Former Postal Employee Sentenced to 30 Months in Federal Prison for Fraud, Aggravated Identity Theft, and Theft of a Postal Service Key
United States Attorney Richard W. Moore of the Southern District of Alabama announces that United States District Court Terry F. Moorer accepted the guilty plea of Tee-Henry Wulu Currens, 22, on May 23, 2019, to the violation of 18 United States Code 2421-Transporting Any Individual in Interstate Commerce Intending to that Individual Engage in Prostitution.
In January 2019, Currens first met the female victim (FV) while she was working as a prostitute in Jacksonville, Florida, initially becoming her client. Soon after, Currens volunteered to work as his victim’s driver and provide her with security. The FV told investigators that Currens became abusive, controlling, and forced her to meet with clients, and Currens would subsequently keep all the money from the trafficking event.
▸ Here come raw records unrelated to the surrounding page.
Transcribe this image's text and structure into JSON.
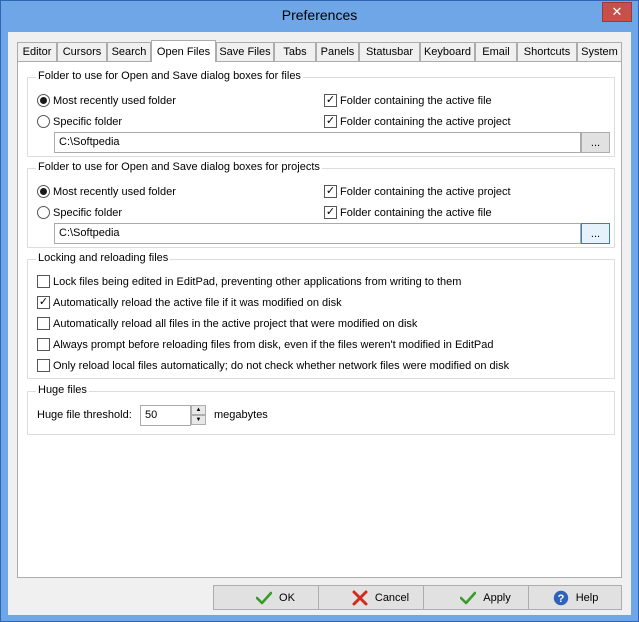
{
  "window": {
    "title": "Preferences",
    "close_glyph": "✕"
  },
  "tabs": [
    {
      "label": "Editor"
    },
    {
      "label": "Cursors"
    },
    {
      "label": "Search"
    },
    {
      "label": "Open Files",
      "active": true
    },
    {
      "label": "Save Files"
    },
    {
      "label": "Tabs"
    },
    {
      "label": "Panels"
    },
    {
      "label": "Statusbar"
    },
    {
      "label": "Keyboard"
    },
    {
      "label": "Email"
    },
    {
      "label": "Shortcuts"
    },
    {
      "label": "System"
    }
  ],
  "files_folder": {
    "title": "Folder to use for Open and Save dialog boxes for files",
    "most_recent": "Most recently used folder",
    "specific": "Specific folder",
    "active_file": "Folder containing the active file",
    "active_project": "Folder containing the active project",
    "path": "C:\\Softpedia",
    "browse": "..."
  },
  "projects_folder": {
    "title": "Folder to use for Open and Save dialog boxes for projects",
    "most_recent": "Most recently used folder",
    "specific": "Specific folder",
    "active_project": "Folder containing the active project",
    "active_file": "Folder containing the active file",
    "path": "C:\\Softpedia",
    "browse": "..."
  },
  "locking": {
    "title": "Locking and reloading files",
    "options": [
      {
        "label": "Lock files being edited in EditPad, preventing other applications from writing to them",
        "checked": false
      },
      {
        "label": "Automatically reload the active file if it was modified on disk",
        "checked": true
      },
      {
        "label": "Automatically reload all files in the active project that were modified on disk",
        "checked": false
      },
      {
        "label": "Always prompt before reloading files from disk, even if the files weren't modified in EditPad",
        "checked": false
      },
      {
        "label": "Only reload local files automatically; do not check whether network files were modified on disk",
        "checked": false
      }
    ]
  },
  "huge": {
    "title": "Huge files",
    "label": "Huge file threshold:",
    "value": "50",
    "unit": "megabytes"
  },
  "buttons": {
    "ok": "OK",
    "cancel": "Cancel",
    "apply": "Apply",
    "help": "Help"
  },
  "colors": {
    "titlebar": "#6ea6e8",
    "ok_check": "#3a9a2a",
    "cancel_x": "#d42a1e",
    "help_blue": "#2f63b8"
  }
}
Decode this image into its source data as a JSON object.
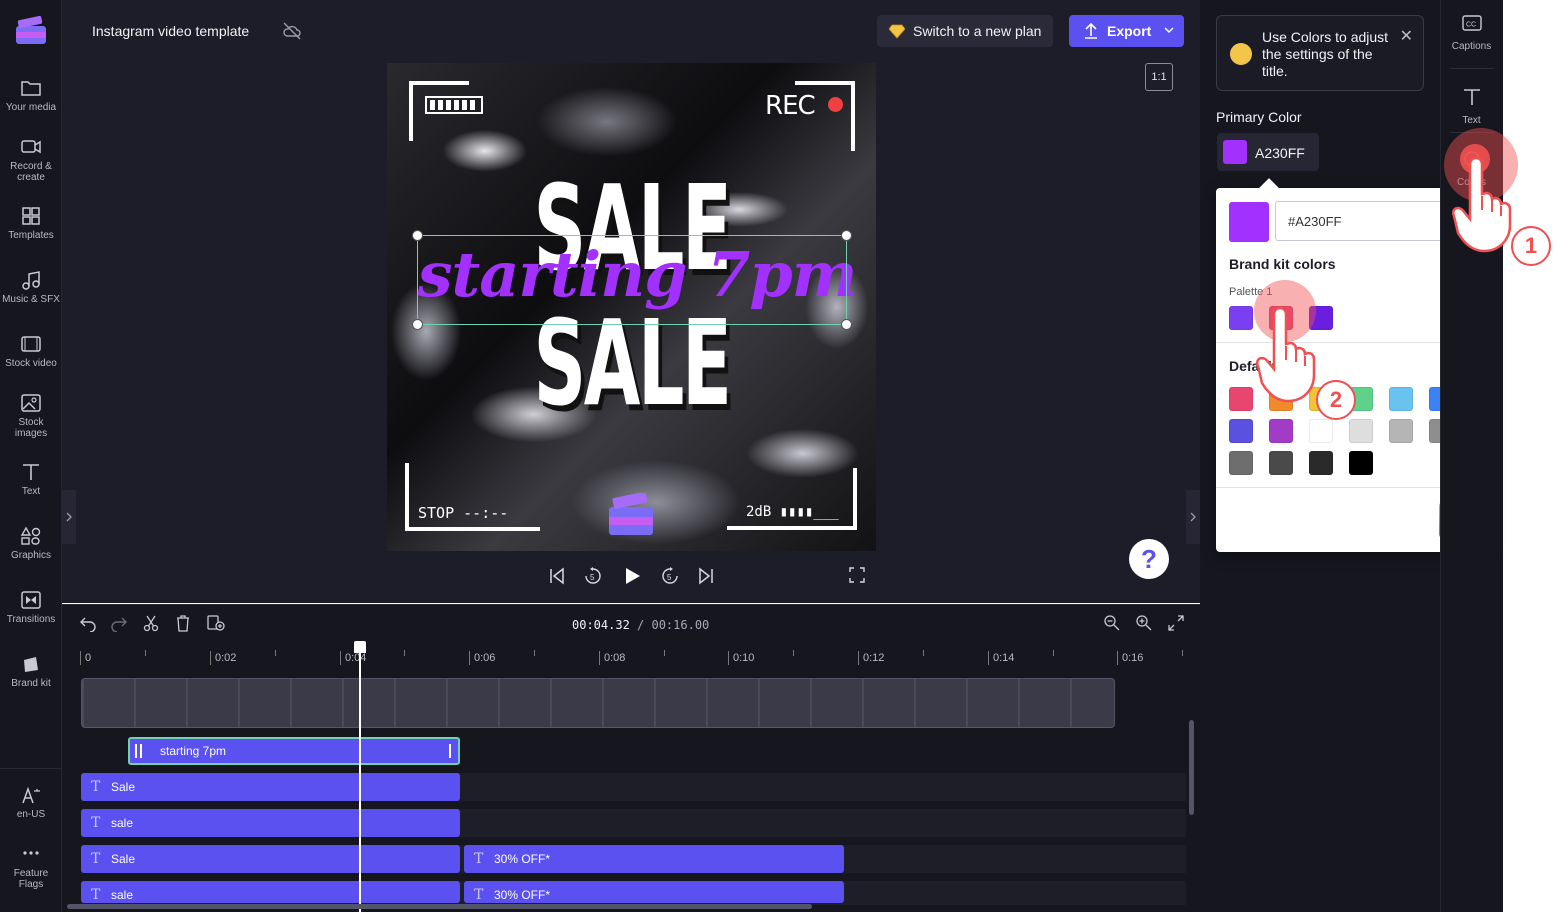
{
  "left_nav": {
    "items": [
      {
        "label": "Your media",
        "icon": "folder-icon"
      },
      {
        "label": "Record & create",
        "icon": "camera-icon"
      },
      {
        "label": "Templates",
        "icon": "templates-icon"
      },
      {
        "label": "Music & SFX",
        "icon": "music-icon"
      },
      {
        "label": "Stock video",
        "icon": "film-icon"
      },
      {
        "label": "Stock images",
        "icon": "image-icon"
      },
      {
        "label": "Text",
        "icon": "text-icon"
      },
      {
        "label": "Graphics",
        "icon": "shapes-icon"
      },
      {
        "label": "Transitions",
        "icon": "transitions-icon"
      },
      {
        "label": "Brand kit",
        "icon": "brand-kit-icon"
      }
    ],
    "bottom_items": [
      {
        "label": "en-US",
        "icon": "language-icon"
      },
      {
        "label": "Feature Flags",
        "icon": "more-icon"
      }
    ]
  },
  "header": {
    "project_title": "Instagram video template",
    "plan_button": "Switch to a new plan",
    "export_button": "Export"
  },
  "preview": {
    "aspect_ratio": "1:1",
    "rec_label": "REC",
    "headline_top": "SALE",
    "headline_bottom": "SALE",
    "script_text": "starting 7pm",
    "stop_label": "STOP --:--",
    "db_label": "2dB ▮▮▮▮___",
    "help_label": "?"
  },
  "timeline": {
    "current_time": "00:04.32",
    "total_time": "/ 00:16.00",
    "ruler": [
      "0",
      "0:02",
      "0:04",
      "0:06",
      "0:08",
      "0:10",
      "0:12",
      "0:14",
      "0:16"
    ],
    "clips": [
      {
        "label": "starting 7pm",
        "row": 0
      },
      {
        "label": "Sale",
        "row": 1
      },
      {
        "label": "sale",
        "row": 2
      },
      {
        "label": "Sale",
        "row": 3
      },
      {
        "label": "30% OFF*",
        "row": 3
      },
      {
        "label": "sale",
        "row": 4
      },
      {
        "label": "30% OFF*",
        "row": 4
      }
    ]
  },
  "tip": {
    "text": "Use Colors to adjust the settings of the title."
  },
  "primary_color": {
    "label": "Primary Color",
    "hex_display": "A230FF",
    "value": "#A230FF"
  },
  "picker": {
    "hex_input": "#A230FF",
    "brand_heading": "Brand kit colors",
    "palette_label": "Palette 1",
    "palette": [
      "#7a3ff0",
      "#e0457a",
      "#6a1fe0"
    ],
    "default_heading": "Default",
    "defaults": [
      "#e8456f",
      "#f08a2a",
      "#f3c23b",
      "#5ed28a",
      "#68c3ef",
      "#3b82f6",
      "#5a51e0",
      "#a23cc7",
      "#ffffff",
      "#dedede",
      "#b5b5b5",
      "#8e8e8e",
      "#6e6e6e",
      "#4a4a4a",
      "#2a2a2a",
      "#000000"
    ]
  },
  "right_rail": {
    "items": [
      {
        "label": "Captions",
        "icon": "captions-icon"
      },
      {
        "label": "Text",
        "icon": "text-icon"
      },
      {
        "label": "Colors",
        "icon": "palette-icon"
      }
    ]
  },
  "annotations": {
    "step_1": "1",
    "step_2": "2"
  }
}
The FV stated that Currens would force her to have sex with clients and that he would physically beat her if she refused to be trafficked.
On or about March 1, 2019, Currens drove the FV from Panama City, Florida to the Mobile, Alabama area for the purpose of trafficking her during Mardi Gras celebrations.
On March 02, 2019, the Robertsdale Police Department received a 911 call from the FV, who had managed to get away from Currens during a stop at a local gas station. The FV reported that she had been kidnapped by Currens out of Florida and brought to Alabama to engage in prostitution. Upon their arrival, Robertsdale Police noted the FV was visually upset and had bruising on her head, face, and legs consistent with assault.
Currens made post Miranda statements to law enforcement where he admitted to the FV’s account of how the two had met. Currens also admitted that the two were from Florida and travelling to Mobile for the purpose of having the FV engage in prostitution. He stated they had argued while in Florida, where the FV had asked that he leave, but Currens refused.
The Robertsdale Police Department, Department of Homeland Security, Mobile Field Office investigated this case. “Human trafficking is a form of modern-day slavery, and the threats and abuse inflicted on these particular victims only adds to the heinous nature of the crime,” said Special Agent in Charge of Homeland Security Investigations Atlanta Nick S. Annan. “HSI is committed to working with our law enforcement partners to find and prosecute criminal traffickers while ensuring the victims of this terrible crime are rescued and get the care they need.” Assistant United States Attorney Christopher Baugh prosecuted the case for the United States Attorney’s Office for the Southern District of Alabama.